Dropbox is a great and simple tool for storing a little bit of data “in the cloud” for free.

But you should have no expectation of privacy when doing this – we know that government and law enforcement authorities can read your files and are actively doing so. You may choose to make the personal choice that you have nothing to hide, therefore you don’t mind others snooping around your stuff. But if you handle other people’s information in any way (e.g. you work with client data, pupil data, patient data, research data etc), exposing this data to (foreign) government authorities is not really an option you’re authorised to use. You have a duty to protect other people’s data you handle, particularly when you have been trusted to be a safe keeper of their data.

Therefore, if you want to use something like Dropbox while protecting your data, you should:

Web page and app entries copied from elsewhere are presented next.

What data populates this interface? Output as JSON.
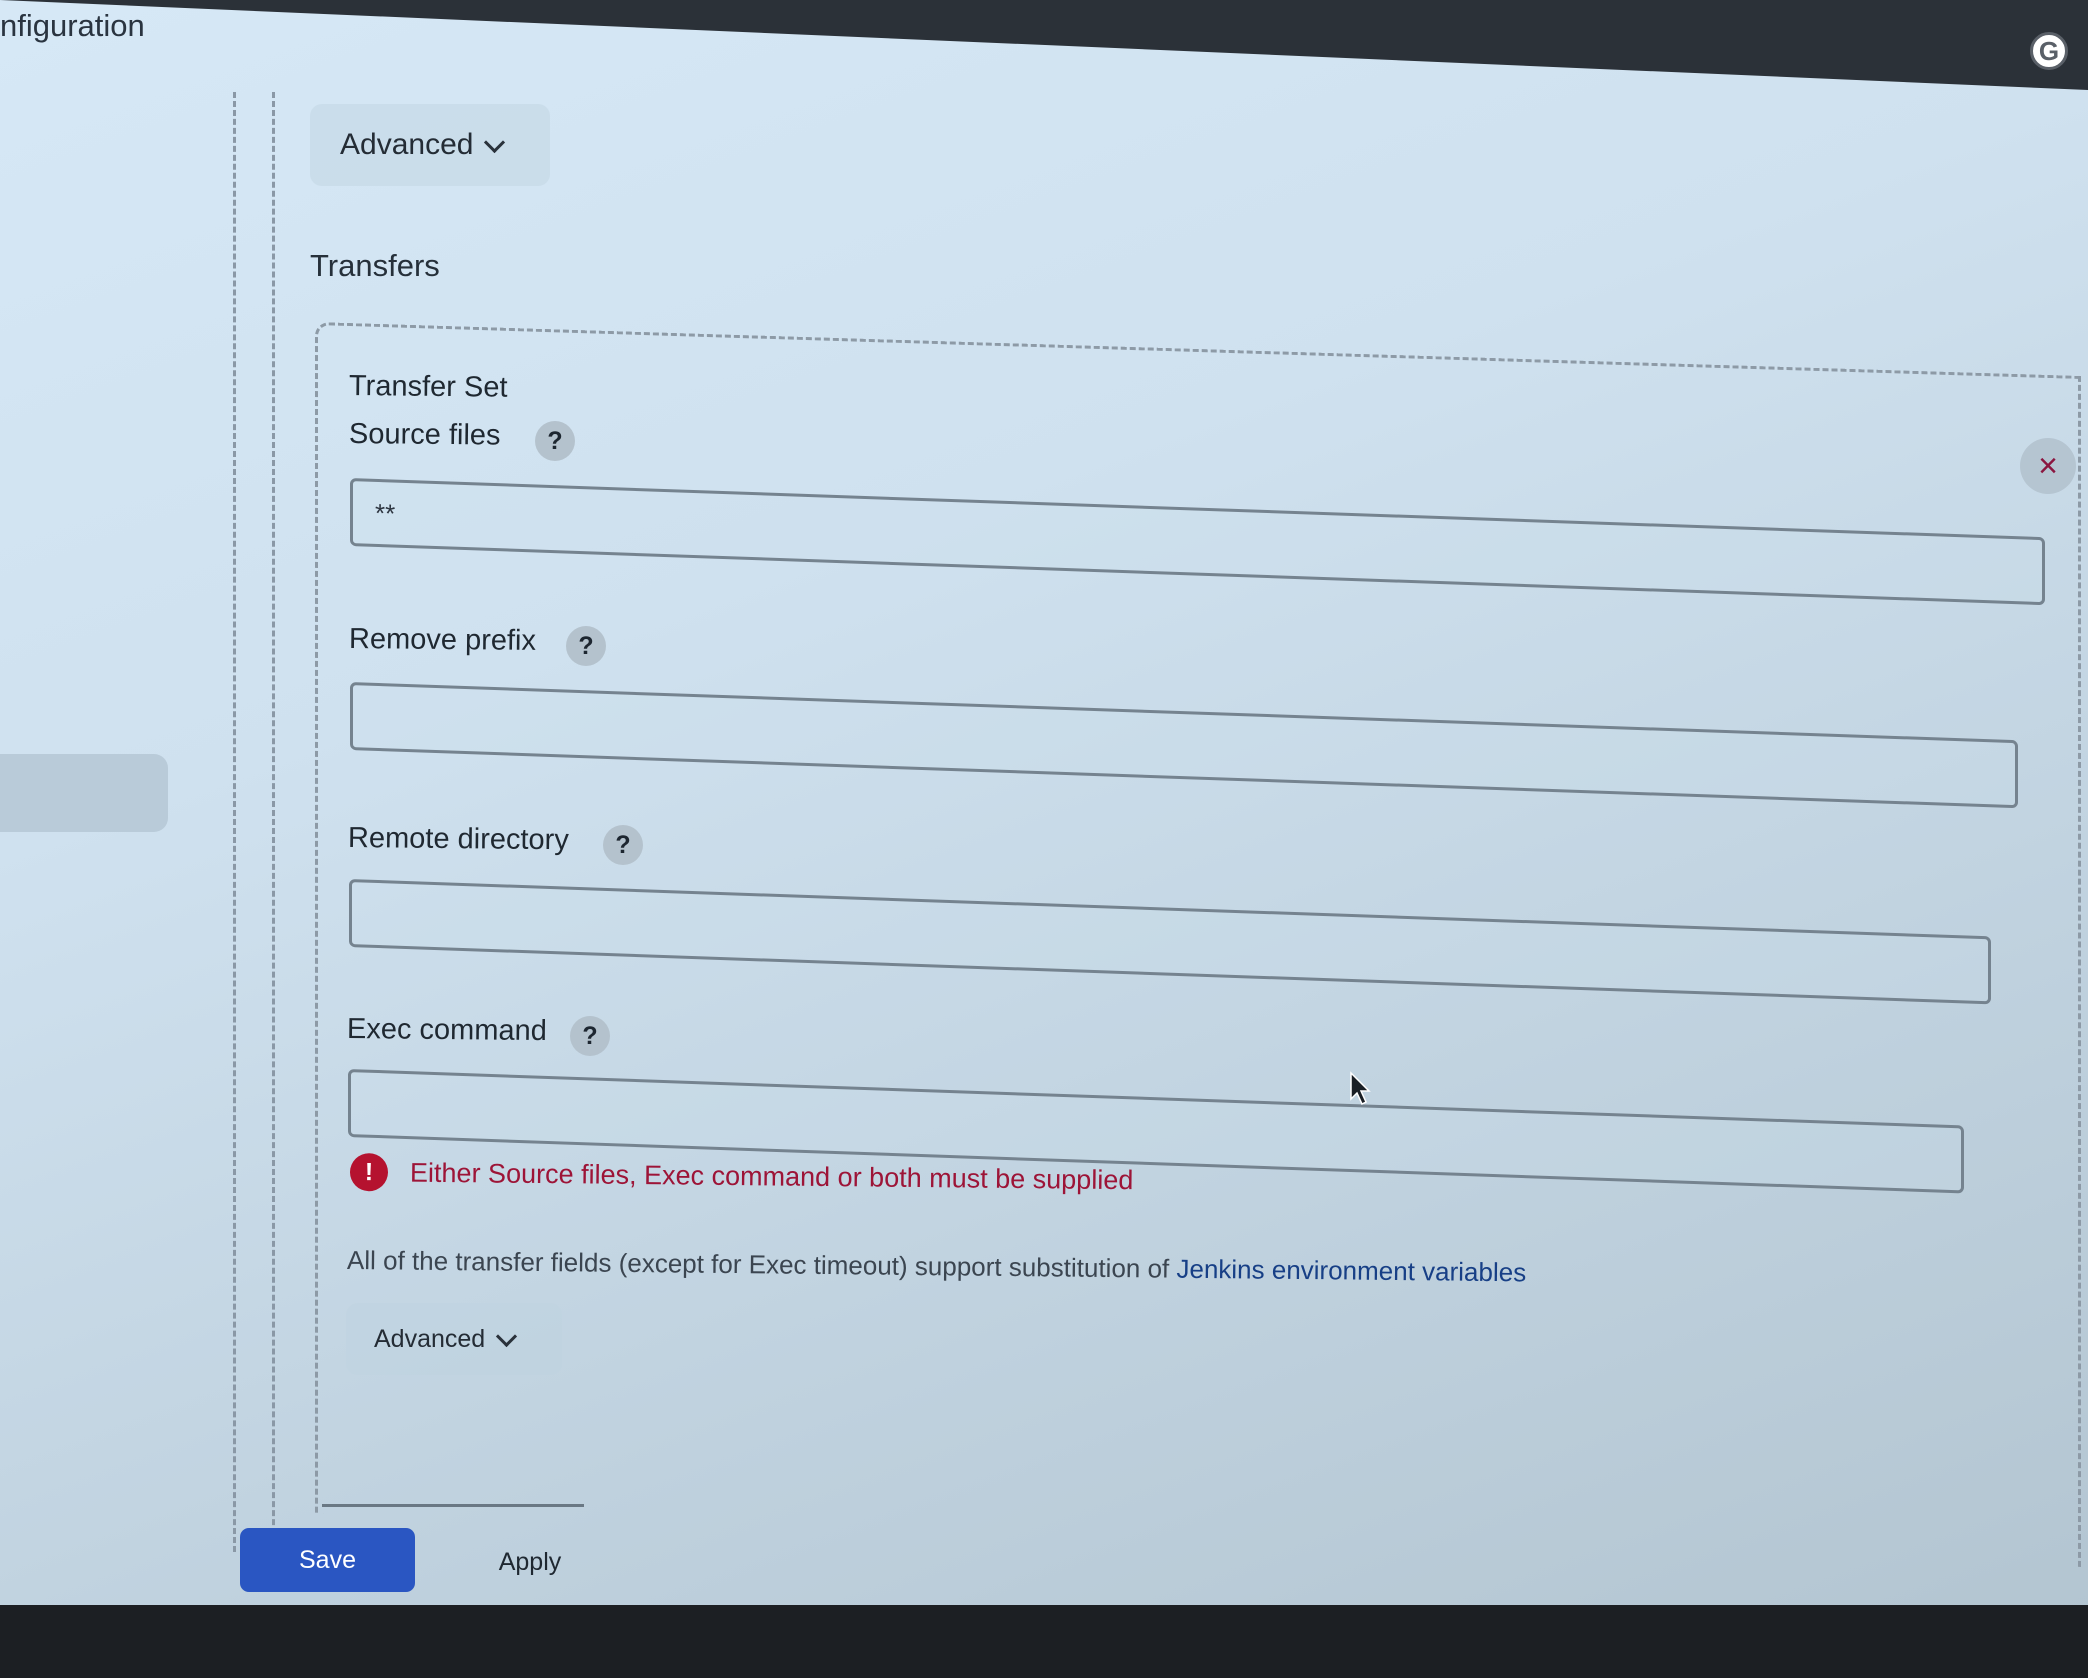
{
  "window": {
    "title": "nfiguration"
  },
  "advanced_top": {
    "label": "Advanced"
  },
  "section": {
    "title": "Transfers"
  },
  "transfer_set": {
    "title": "Transfer Set",
    "close_label": "×",
    "fields": {
      "source_files": {
        "label": "Source files",
        "value": "**"
      },
      "remove_prefix": {
        "label": "Remove prefix",
        "value": ""
      },
      "remote_directory": {
        "label": "Remote directory",
        "value": ""
      },
      "exec_command": {
        "label": "Exec command",
        "value": ""
      }
    },
    "help_label": "?",
    "error": {
      "icon": "!",
      "text": "Either Source files, Exec command or both must be supplied"
    },
    "info": {
      "text": "All of the transfer fields (except for Exec timeout) support substitution of ",
      "link": "Jenkins environment variables"
    },
    "advanced": {
      "label": "Advanced"
    }
  },
  "footer": {
    "save_label": "Save",
    "apply_label": "Apply"
  },
  "colors": {
    "primary": "#2a56c2",
    "error": "#9d1437",
    "link": "#173f86"
  }
}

  1. Install the free TrueCrypt encryption software on your computer
  2. Create a TrueCrypt file container. This will be the file that will contain all sensitive files you need to protect. Let’s call it “”.
  3. When you open (“mount”) “” in TrueCrypt it will appear similar to a USB drive on your computer. Anything you save there, will be protected by the TrueCrypt container and will not be readable to others.
  4. Save & close (an operation called “unmount”) your new “” container.
  5. Now move “” in your Dropbox folder and wait for it to be uploaded to dropbox.
  6. Congratulations! Now your private data is “in the cloud”, but readable only by you, with the passphrase you setup for your private file container.

Help! My computer just fell in the bath.

Oh my. Unless you were trying to hit someone with it, chances are that your (one would hope) laptop was powered on at the time. This is unfortunate, as electronics don’t like water, but powered-on electronics, with electrical current running through them, are plain dangerous when submerged into water.

First of all drain the bath tub and fish out your laptop in a safe way – assume that it will give you an electrical shock if you touch water or your laptop with bare hands.

In the unlikely case the laptop has not turned itself off already, TURN IT OFF NOW! Disconnect any cables, external drives etc you may have connected and remove the hard drive as quickly as possible to potentially save your data.

Now you need to leave it out to dry naturally – DO NOT use a blow dryer or anything of the sort. This will take time.

If you would like help recovering your data into a (probably) new computer, let me know.